"The Tea Party just wants to make sure the Republican Party stays true to conservatism," she said.
Sour election results are typically followed by a struggle for influence within a political party, said David Adams, a Republican operative who helped Louisville businessman Phil Moffett gain Tea Party support in his second-place finish to Williams in last spring's GOP gubernatorial primary.
"That's what the Republican Party had this week, and now a 'Tea Party versus Establishment' label is being put on it to explain the loss," Adams said. "What we're really talking about is that we're all Republicans but do we really stand for what the Republican platform stands for or do we just want to get people elected?"
State Rep. James Comer of Tompkinsville, who ran for commissioner of agriculture, was the only Republican who ended up in the winner's circle on Tuesday.
Comer will be introduced at Saturday's GOP meting by the party patriarch, U.S. Senate Minority Leader Mitch McConnell of Louisville.
Comer received more votes than any candidate — Democrat or Republican — in Tuesday's elections, Conway said, because he "ran from the beginning unequivocally as a Tea Party candidate and instead of worrying about party politics, he went to all the people and expressed conservative principles."
Citing Comer's large vote totals, Kentucky Republican Party chairman Steve Robertson expressed optimism that his party would continue to grow.
"We all have a common goal and need to band together," Robertson said of the Republican Party and the Tea Party. "We want and must elect conservative candidates and hold Democrats accountable to the people."

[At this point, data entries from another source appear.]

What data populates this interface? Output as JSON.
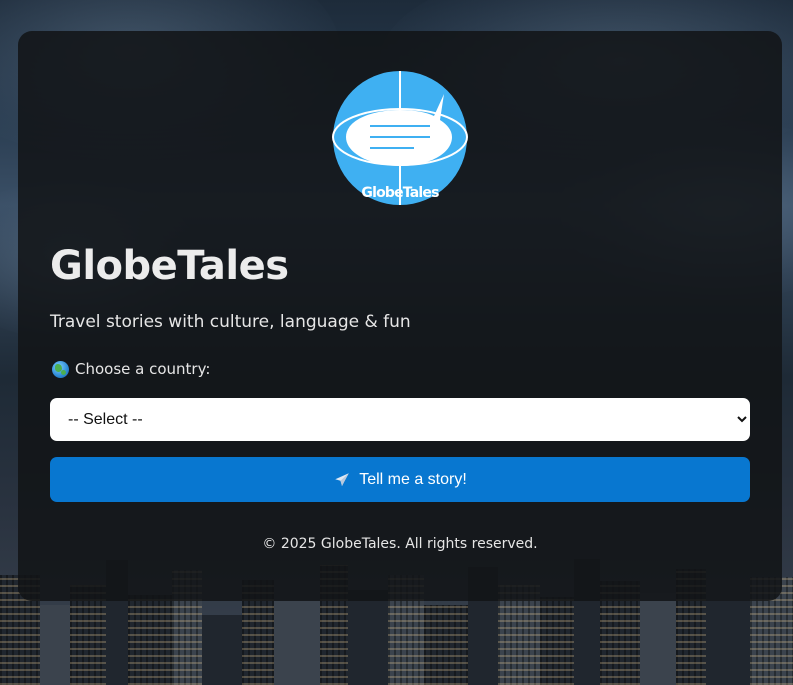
{
  "logo": {
    "text": "GlobeTales",
    "icon": "globe-speech-bubble-icon",
    "colors": {
      "globe": "#3fb0f2",
      "bubble": "#ffffff",
      "lines": "#3fb0f2"
    }
  },
  "header": {
    "title": "GlobeTales",
    "subtitle": "Travel stories with culture, language & fun"
  },
  "form": {
    "country_label": "Choose a country:",
    "country_label_icon": "globe-icon",
    "select": {
      "selected": "-- Select --",
      "options": [
        "-- Select --"
      ]
    },
    "submit_label": "Tell me a story!",
    "submit_icon": "airplane-icon"
  },
  "footer": {
    "text": "© 2025 GlobeTales. All rights reserved."
  },
  "colors": {
    "accent": "#0877d0",
    "card_background": "#121416",
    "text": "#ececec"
  }
}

Adams said he thinks the GOP and Tea Party are "in the process of pulling each other up together."
"It's obvious we have a little more work to do on that, but I think you will see both coming together in 2012 to win the White House and more seats in Congress and the Kentucky General Assembly," Adams said.

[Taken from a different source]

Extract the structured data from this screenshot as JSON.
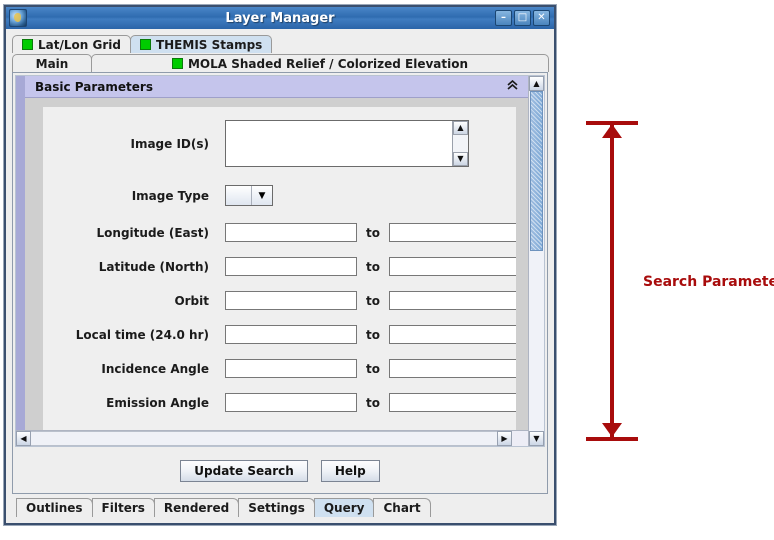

Still, Adams wrote on his blog, Kentucky Progress, earlier this week that Comer "outpolled Williams' opponent, Gov. Steve Beshear, by 56,052 votes. That's way more than enough ticket-splitting to deny Williams a governor's pension."
He added: "I hope this puts to rest any ideas Williams had of taking control of the Republican Party of Kentucky in the new year. He would do well to go to the Senate and put action behind some of his newly discovered conservative campaign talking points."
To help address concerns raised by Tea Party activists, the state Republican Party leadership earlier this year made some rule changes to allow the participation of more people at local and state levels. The changes were designed to get more people involved in local GOP committees and improve communications through automated telephone calls, mass mailings and emails to announce scheduled meetings where officers would be selected.
But Adams dismissed the rule changes.
"We're going to have to go back in and rework the rules," he said. "They said they are opening up the process, but they really don't do that."
Adams noted that Comer wasn't the only Republican candidate on the ballot Tuesday who was closely aligned with the Tea Party. Two others — Bill Johnson and John T. Kemper III — lost badly because they lacked sufficient funding, he said.
"We still need to figure out how to raise money for all our candidates as a movement," he said.
Meanwhile, Democrats should not hope that their near-sweep Tuesday is a harbinger of similar changes on the federal level, said Don Gross, a political science professor at the University of Kentucky.
"I don't think Democrats should be encouraged that the entire state of Kentucky will turn around and embrace Barack Obama, but it does show that the Democratic Party can win if they put forth good candidates," Gross said. "I would even say that extends to the Senate level."
Paul, who is viewed as a national Tea Party spokesman, saw the GOP's losses this week as part of the state's trend toward favoring Republicans in federal offices and Democrats in local offices.
"Kentucky is a conservative state," Paul said. "There has been an anomaly that many Democrats will vote for Republicans for federal office, but they think the state Democrats are conservative enough to vote for."